Hysterectomy complications are relatively low, with recent studies indicating that only 10 per cent of women who undergo the surgery have reported post-surgical complications. The reason for this low statistic is the rising expertise and rapid surgical improvements in this field. However, all types of hysterectomy surgeries carry an element of risk and hysterectomy operations are no exception. The risks are higher in abdominal hysterectomies as compared to vaginal and laparoscopic hysterectomy procedures.
Hysterectomy Complications Post-Surgery
There may be bleeding during the surgery. In this case, a blood transfusion will be required. Your doctor would probably have told you to donate blood prior to your surgery in order to cover this risk. There may also be moderate to heavy bleeding during the hysterectomy recovery period. Collection of blood at the surgical site is yet another complication that may occur.
Damage and Injury:
There is a risk that the surgery may cause damage to the nearby organs and tissues. Organs close to the uterus are at risk. The tube that connects the kidney to the bladder – the urethra – as well as the bowel may suffer injuries in cases where the cervix is also removed.

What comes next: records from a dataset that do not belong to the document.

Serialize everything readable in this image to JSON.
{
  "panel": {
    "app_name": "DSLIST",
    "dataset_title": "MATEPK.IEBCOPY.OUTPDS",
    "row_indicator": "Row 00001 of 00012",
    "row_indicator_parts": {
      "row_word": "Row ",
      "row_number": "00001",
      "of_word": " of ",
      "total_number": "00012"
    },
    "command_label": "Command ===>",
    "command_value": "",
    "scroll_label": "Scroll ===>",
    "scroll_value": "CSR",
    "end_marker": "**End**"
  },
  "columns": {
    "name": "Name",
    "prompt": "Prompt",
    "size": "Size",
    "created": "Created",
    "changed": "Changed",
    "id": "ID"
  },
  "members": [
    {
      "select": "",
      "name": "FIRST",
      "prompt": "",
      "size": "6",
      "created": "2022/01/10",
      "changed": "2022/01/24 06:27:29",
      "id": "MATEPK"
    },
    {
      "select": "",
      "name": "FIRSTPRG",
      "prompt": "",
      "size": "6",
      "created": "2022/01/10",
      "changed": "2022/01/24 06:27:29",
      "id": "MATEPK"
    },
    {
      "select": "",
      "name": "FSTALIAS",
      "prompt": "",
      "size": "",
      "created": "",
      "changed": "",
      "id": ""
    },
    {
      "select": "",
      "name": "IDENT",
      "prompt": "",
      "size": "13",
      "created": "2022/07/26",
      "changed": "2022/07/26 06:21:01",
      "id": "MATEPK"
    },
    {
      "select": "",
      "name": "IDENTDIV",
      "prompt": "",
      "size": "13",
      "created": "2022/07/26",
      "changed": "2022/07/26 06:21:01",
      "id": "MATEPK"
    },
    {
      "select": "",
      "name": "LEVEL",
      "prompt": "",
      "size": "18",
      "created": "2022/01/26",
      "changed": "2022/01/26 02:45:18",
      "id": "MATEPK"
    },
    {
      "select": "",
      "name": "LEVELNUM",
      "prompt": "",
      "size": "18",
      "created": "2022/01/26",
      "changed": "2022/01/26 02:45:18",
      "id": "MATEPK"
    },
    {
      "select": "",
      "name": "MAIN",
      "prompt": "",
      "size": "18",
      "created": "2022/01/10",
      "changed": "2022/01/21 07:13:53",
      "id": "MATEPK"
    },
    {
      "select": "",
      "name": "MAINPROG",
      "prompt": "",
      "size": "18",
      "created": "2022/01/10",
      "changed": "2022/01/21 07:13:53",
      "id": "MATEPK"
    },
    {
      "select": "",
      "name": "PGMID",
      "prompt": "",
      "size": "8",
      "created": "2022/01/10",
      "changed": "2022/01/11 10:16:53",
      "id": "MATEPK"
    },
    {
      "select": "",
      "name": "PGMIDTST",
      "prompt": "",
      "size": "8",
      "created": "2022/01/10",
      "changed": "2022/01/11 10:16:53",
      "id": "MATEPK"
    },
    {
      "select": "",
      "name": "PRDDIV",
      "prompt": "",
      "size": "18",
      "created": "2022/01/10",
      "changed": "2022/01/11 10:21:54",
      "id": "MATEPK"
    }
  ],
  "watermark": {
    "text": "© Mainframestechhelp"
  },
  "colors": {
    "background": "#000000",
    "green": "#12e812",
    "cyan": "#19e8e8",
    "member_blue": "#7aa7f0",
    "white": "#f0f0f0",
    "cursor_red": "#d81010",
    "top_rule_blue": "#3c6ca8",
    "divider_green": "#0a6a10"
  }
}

In severe cases, it may require surgical intervention to repair the damage.
Irritable Bowel and Urinary problems:
The surgery can leave patients with irritable bowel syndrome. Some women suffer from urinary incontinence while others find it difficult to urinate. Most of these issues are stress related.
Hysterectomy Complications in the Long Run

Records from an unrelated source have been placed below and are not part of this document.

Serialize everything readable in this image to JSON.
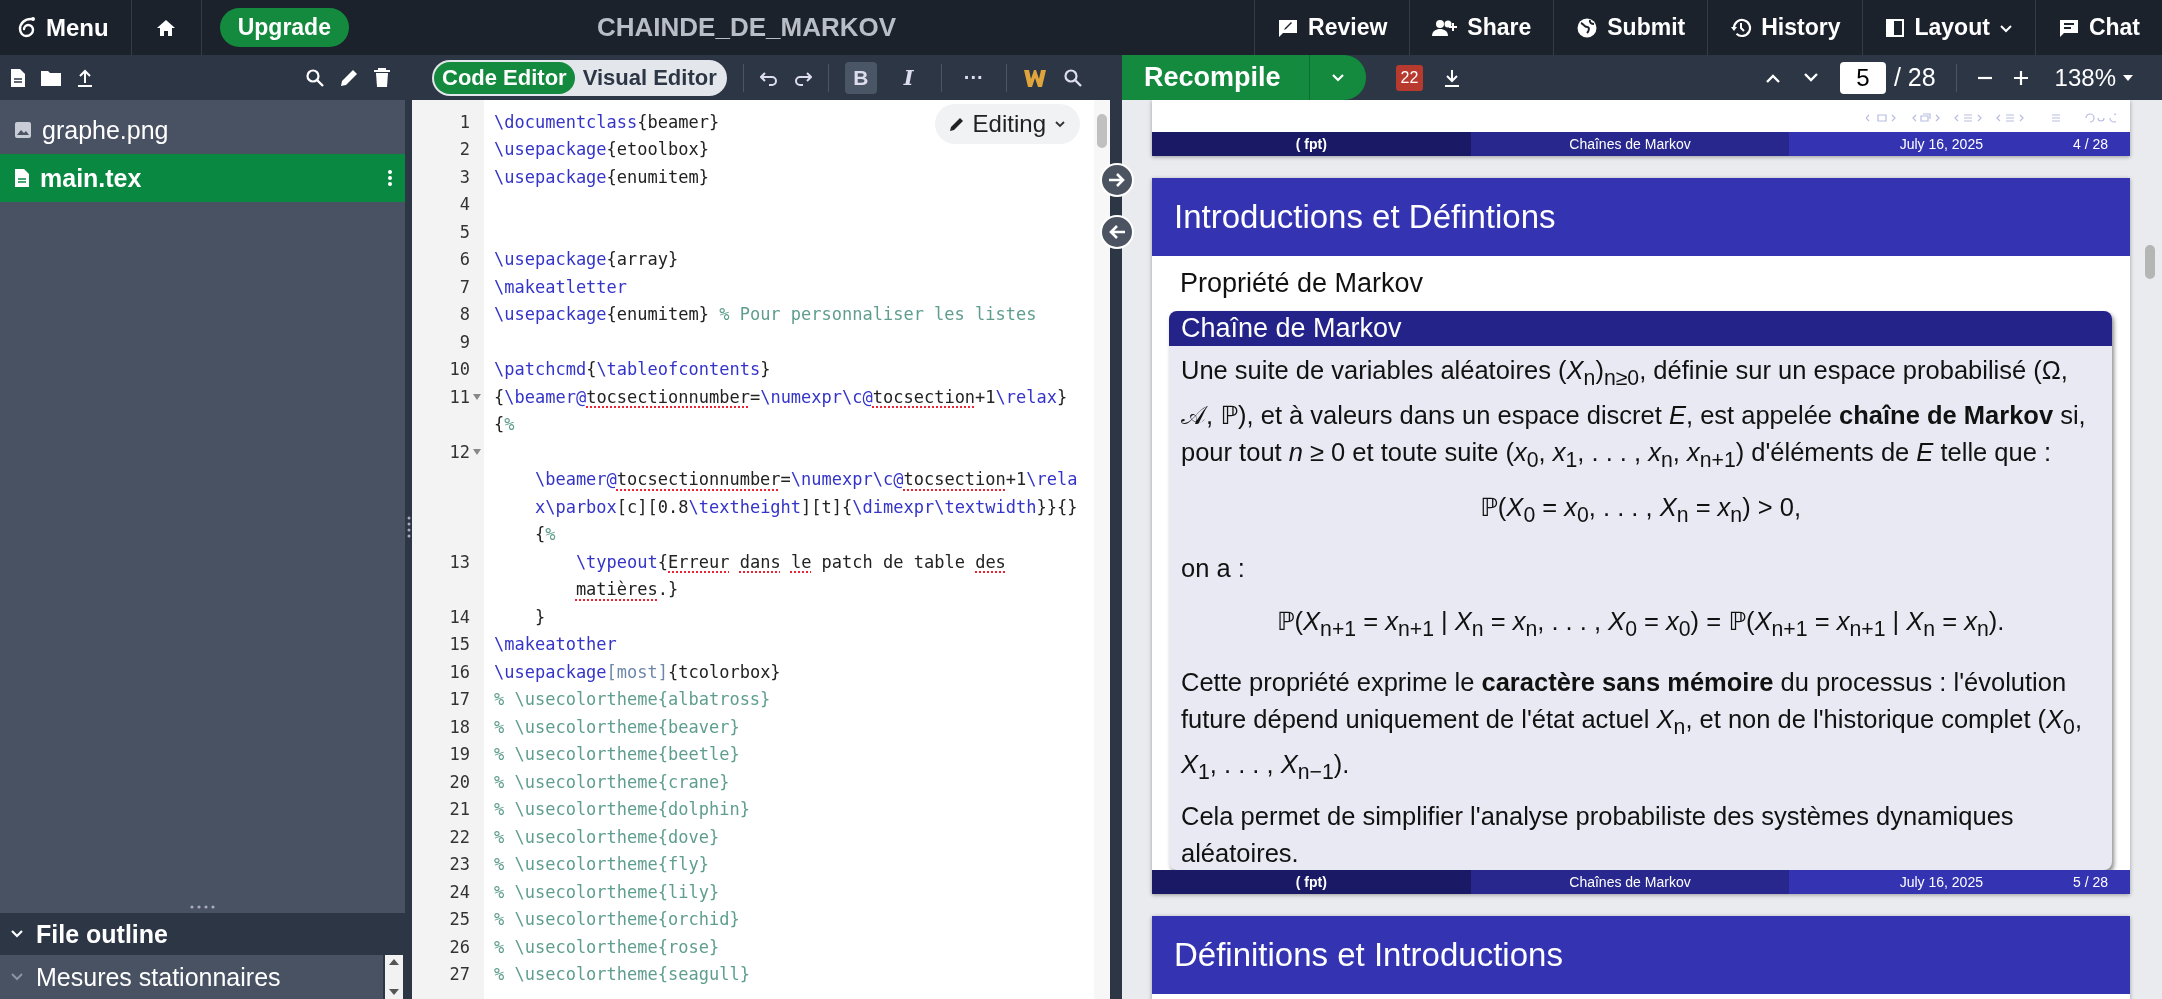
{
  "top_bar": {
    "menu_label": "Menu",
    "upgrade_label": "Upgrade",
    "title": "CHAINDE_DE_MARKOV",
    "actions": [
      {
        "kind": "review",
        "label": "Review"
      },
      {
        "kind": "share",
        "label": "Share"
      },
      {
        "kind": "submit",
        "label": "Submit"
      },
      {
        "kind": "history",
        "label": "History"
      },
      {
        "kind": "layout",
        "label": "Layout"
      },
      {
        "kind": "chat",
        "label": "Chat"
      }
    ]
  },
  "file_tree": {
    "files": [
      {
        "kind": "image",
        "name": "graphe.png",
        "selected": false
      },
      {
        "kind": "tex",
        "name": "main.tex",
        "selected": true
      }
    ]
  },
  "file_outline": {
    "title": "File outline",
    "expanded": true,
    "items": [
      {
        "label": "Mesures stationnaires"
      }
    ]
  },
  "editor_toolbar": {
    "modes": [
      {
        "label": "Code Editor",
        "selected": true
      },
      {
        "label": "Visual Editor",
        "selected": false
      }
    ],
    "format_buttons": [
      {
        "kind": "bold",
        "label": "B",
        "active": true
      },
      {
        "kind": "italic",
        "label": "I",
        "active": false
      }
    ],
    "more_label": "···"
  },
  "editing_menu": {
    "label": "Editing"
  },
  "code_lines": [
    {
      "number": "1",
      "segments": [
        {
          "kind": "command",
          "text": "\\documentclass"
        },
        {
          "kind": "text",
          "text": "{beamer}"
        }
      ]
    },
    {
      "number": "2",
      "segments": [
        {
          "kind": "command",
          "text": "\\usepackage"
        },
        {
          "kind": "text",
          "text": "{etoolbox}"
        }
      ]
    },
    {
      "number": "3",
      "segments": [
        {
          "kind": "command",
          "text": "\\usepackage"
        },
        {
          "kind": "text",
          "text": "{enumitem}"
        }
      ]
    },
    {
      "number": "4"
    },
    {
      "number": "5"
    },
    {
      "number": "6",
      "segments": [
        {
          "kind": "command",
          "text": "\\usepackage"
        },
        {
          "kind": "text",
          "text": "{array}"
        }
      ]
    },
    {
      "number": "7",
      "segments": [
        {
          "kind": "command",
          "text": "\\makeatletter"
        }
      ]
    },
    {
      "number": "8",
      "segments": [
        {
          "kind": "command",
          "text": "\\usepackage"
        },
        {
          "kind": "text",
          "text": "{enumitem} "
        },
        {
          "kind": "comment",
          "text": "% Pour personnaliser les listes"
        }
      ]
    },
    {
      "number": "9"
    },
    {
      "number": "10",
      "segments": [
        {
          "kind": "command",
          "text": "\\patchcmd"
        },
        {
          "kind": "text",
          "text": "{"
        },
        {
          "kind": "command",
          "text": "\\tableofcontents"
        },
        {
          "kind": "text",
          "text": "}"
        }
      ]
    },
    {
      "number": "11",
      "fold": true,
      "segments": [
        {
          "kind": "text",
          "text": "{"
        },
        {
          "kind": "command",
          "text": "\\beamer@"
        },
        {
          "kind": "typo",
          "text": "tocsectionnumber"
        },
        {
          "kind": "text",
          "text": "="
        },
        {
          "kind": "command",
          "text": "\\numexpr\\c@"
        },
        {
          "kind": "typo",
          "text": "tocsection"
        },
        {
          "kind": "text",
          "text": "+1"
        },
        {
          "kind": "command",
          "text": "\\relax"
        },
        {
          "kind": "text",
          "text": "}"
        }
      ]
    },
    {
      "segments": [
        {
          "kind": "text",
          "text": "{"
        },
        {
          "kind": "comment",
          "text": "%"
        }
      ]
    },
    {
      "number": "12",
      "fold": true,
      "children": [
        {
          "segments": [
            {
              "kind": "command",
              "text": "\\beamer@"
            },
            {
              "kind": "typo",
              "text": "tocsectionnumber"
            },
            {
              "kind": "text",
              "text": "="
            },
            {
              "kind": "command",
              "text": "\\numexpr\\c@"
            },
            {
              "kind": "typo",
              "text": "tocsection"
            },
            {
              "kind": "text",
              "text": "+1"
            },
            {
              "kind": "command",
              "text": "\\rela"
            }
          ]
        },
        {
          "segments": [
            {
              "kind": "command",
              "text": "x\\parbox"
            },
            {
              "kind": "text",
              "text": "[c][0.8"
            },
            {
              "kind": "command",
              "text": "\\textheight"
            },
            {
              "kind": "text",
              "text": "][t]{"
            },
            {
              "kind": "command",
              "text": "\\dimexpr"
            },
            {
              "kind": "command",
              "text": "\\textwidth"
            },
            {
              "kind": "text",
              "text": "}}{}"
            }
          ]
        },
        {
          "segments": [
            {
              "kind": "text",
              "text": "{"
            },
            {
              "kind": "comment",
              "text": "%"
            }
          ],
          "children": [
            {
              "number": "13",
              "segments": [
                {
                  "kind": "command",
                  "text": "\\typeout"
                },
                {
                  "kind": "text",
                  "text": "{"
                },
                {
                  "kind": "typo",
                  "text": "Erreur dans le"
                },
                {
                  "kind": "text",
                  "text": " patch de table "
                },
                {
                  "kind": "typo",
                  "text": "des"
                }
              ]
            },
            {
              "segments": [
                {
                  "kind": "typo",
                  "text": "matières"
                },
                {
                  "kind": "text",
                  "text": ".}"
                }
              ]
            }
          ]
        },
        {
          "number": "14",
          "segments": [
            {
              "kind": "text",
              "text": "}"
            }
          ]
        }
      ]
    },
    {
      "number": "15",
      "segments": [
        {
          "kind": "command",
          "text": "\\makeatother"
        }
      ]
    },
    {
      "number": "16",
      "segments": [
        {
          "kind": "command",
          "text": "\\usepackage"
        },
        {
          "kind": "option",
          "text": "[most]"
        },
        {
          "kind": "text",
          "text": "{tcolorbox}"
        }
      ]
    },
    {
      "number": "17",
      "segments": [
        {
          "kind": "comment",
          "text": "% \\usecolortheme{albatross}"
        }
      ]
    },
    {
      "number": "18",
      "segments": [
        {
          "kind": "comment",
          "text": "% \\usecolortheme{beaver}"
        }
      ]
    },
    {
      "number": "19",
      "segments": [
        {
          "kind": "comment",
          "text": "% \\usecolortheme{beetle}"
        }
      ]
    },
    {
      "number": "20",
      "segments": [
        {
          "kind": "comment",
          "text": "% \\usecolortheme{crane}"
        }
      ]
    },
    {
      "number": "21",
      "segments": [
        {
          "kind": "comment",
          "text": "% \\usecolortheme{dolphin}"
        }
      ]
    },
    {
      "number": "22",
      "segments": [
        {
          "kind": "comment",
          "text": "% \\usecolortheme{dove}"
        }
      ]
    },
    {
      "number": "23",
      "segments": [
        {
          "kind": "comment",
          "text": "% \\usecolortheme{fly}"
        }
      ]
    },
    {
      "number": "24",
      "segments": [
        {
          "kind": "comment",
          "text": "% \\usecolortheme{lily}"
        }
      ]
    },
    {
      "number": "25",
      "segments": [
        {
          "kind": "comment",
          "text": "% \\usecolortheme{orchid}"
        }
      ]
    },
    {
      "number": "26",
      "segments": [
        {
          "kind": "comment",
          "text": "% \\usecolortheme{rose}"
        }
      ]
    },
    {
      "number": "27",
      "segments": [
        {
          "kind": "comment",
          "text": "% \\usecolortheme{seagull}"
        }
      ]
    }
  ],
  "pdf_toolbar": {
    "recompile_label": "Recompile",
    "error_count": "22",
    "page": "5",
    "page_total": "/ 28",
    "zoom": "138%"
  },
  "pdf_pages": [
    {
      "kind": "page_end",
      "footline": {
        "author": "( fpt)",
        "title": "Chaînes de  Markov",
        "date": "July 16, 2025",
        "page": "4 / 28"
      }
    },
    {
      "kind": "full",
      "frame_title": "Introductions et Défintions",
      "subtitle": "Propriété de Markov",
      "block": {
        "title": "Chaîne de Markov",
        "content": [
          {
            "kind": "paragraph",
            "text": "Une suite de variables aléatoires (*X*$_{n}$)$_{n≥0}$, définie sur un espace probabilisé (Ω, 𝒜, ℙ), et à valeurs dans un espace discret *E*, est appelée **chaîne de Markov** si, pour tout *n* ≥ 0 et toute suite (*x*$_{0}$, *x*$_{1}$, . . . , *x*$_{n}$, *x*$_{n+1}$) d'éléments de *E* telle que :"
          },
          {
            "kind": "equation",
            "text": "ℙ(*X*$_{0}$ = *x*$_{0}$, . . . , *X*$_{n}$ = *x*$_{n}$) > 0,"
          },
          {
            "kind": "paragraph",
            "text": "on a :"
          },
          {
            "kind": "equation",
            "text": "ℙ(*X*$_{n+1}$ = *x*$_{n+1}$ | *X*$_{n}$ = *x*$_{n}$, . . . , *X*$_{0}$ = *x*$_{0}$) = ℙ(*X*$_{n+1}$ = *x*$_{n+1}$ | *X*$_{n}$ = *x*$_{n}$)."
          },
          {
            "kind": "paragraph",
            "text": "Cette propriété exprime le **caractère sans mémoire** du processus : l'évolution future dépend uniquement de l'état actuel *X*$_{n}$, et non de l'historique complet (*X*$_{0}$, *X*$_{1}$, . . . , *X*$_{n−1}$)."
          },
          {
            "kind": "paragraph",
            "text": "Cela permet de simplifier l'analyse probabiliste des systèmes dynamiques aléatoires."
          }
        ]
      },
      "footline": {
        "author": "( fpt)",
        "title": "Chaînes de  Markov",
        "date": "July 16, 2025",
        "page": "5 / 28"
      }
    },
    {
      "kind": "page_start",
      "frame_title": "Définitions et Introductions"
    }
  ]
}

Decreased Sex Drive:
Several women report a decreased appetite for sex post-surgery. This could be due to physical as well as psychological reasons. Hysterectomy may reduce lubrication and thus reduce the ability to enjoy sex, leading to decreased sex drive. Depression is yet another risk associated with hysterectomy and this could lead to a diminished sex life.
Vaginal Prolapse and Urinary Incontinence:

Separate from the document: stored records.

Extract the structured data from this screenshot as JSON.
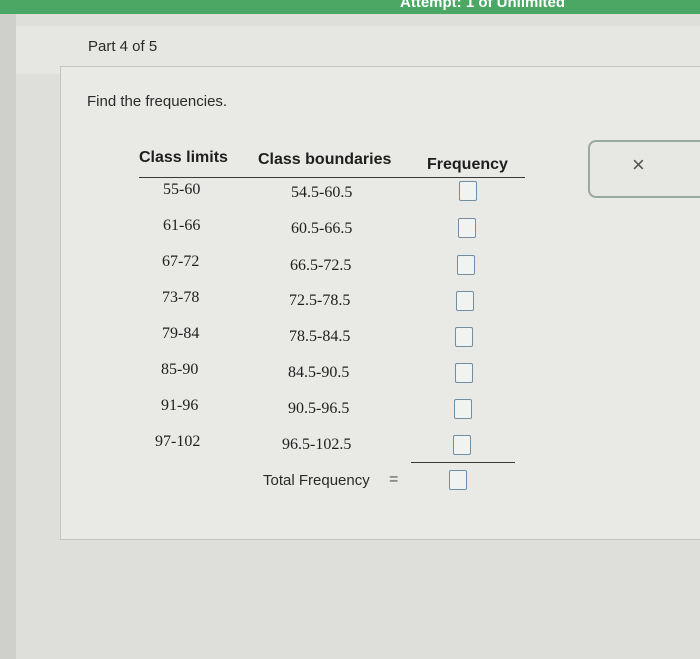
{
  "header": {
    "attempt_text": "Attempt: 1 of Unlimited"
  },
  "part": {
    "label": "Part 4 of 5"
  },
  "question": {
    "instruction": "Find the frequencies."
  },
  "table": {
    "columns": [
      "Class limits",
      "Class boundaries",
      "Frequency"
    ],
    "rows": [
      {
        "limits": "55-60",
        "boundaries": "54.5-60.5",
        "frequency": ""
      },
      {
        "limits": "61-66",
        "boundaries": "60.5-66.5",
        "frequency": ""
      },
      {
        "limits": "67-72",
        "boundaries": "66.5-72.5",
        "frequency": ""
      },
      {
        "limits": "73-78",
        "boundaries": "72.5-78.5",
        "frequency": ""
      },
      {
        "limits": "79-84",
        "boundaries": "78.5-84.5",
        "frequency": ""
      },
      {
        "limits": "85-90",
        "boundaries": "84.5-90.5",
        "frequency": ""
      },
      {
        "limits": "91-96",
        "boundaries": "90.5-96.5",
        "frequency": ""
      },
      {
        "limits": "97-102",
        "boundaries": "96.5-102.5",
        "frequency": ""
      }
    ],
    "total_label": "Total Frequency",
    "equals": "=",
    "total_value": ""
  },
  "actions": {
    "close_icon": "×"
  }
}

Both urinary incontinence and vaginal prolapse are long term risks associated with hysterectomy. In fact, they could occur even 20 years after the surgery. The reasons are not very well understood, but the risk levels for vaginal prolapse are as high as 80 per cent.
The removal of ovaries during a hysterectomy could lead to a sudden decline in the estrogen levels. This sudden reduction in the hormone level will cause premature menopause. The menopause brought about because of a hysterectomy is known as surgical menopause.
Cardiovascular Disease and Osteoporosis:
Women who undergo hysterectomies are at greater risk of suffering from osteoporosis and bone fractures. This is because the drop in the estrogen levels leads to excessive calcium loss and thus affects bone health. Women who undergo only uterus removal are at three times higher risk of getting cardiovascular diseases. In cases where the ovaries are removed, the risk element goes up to 7 per cent.
Studies indicate that 35% of women who undergo hysterectomy often have to undergo another surgery within 2 years. However, for a large number of women hysterectomy has helped improve the quality of their life.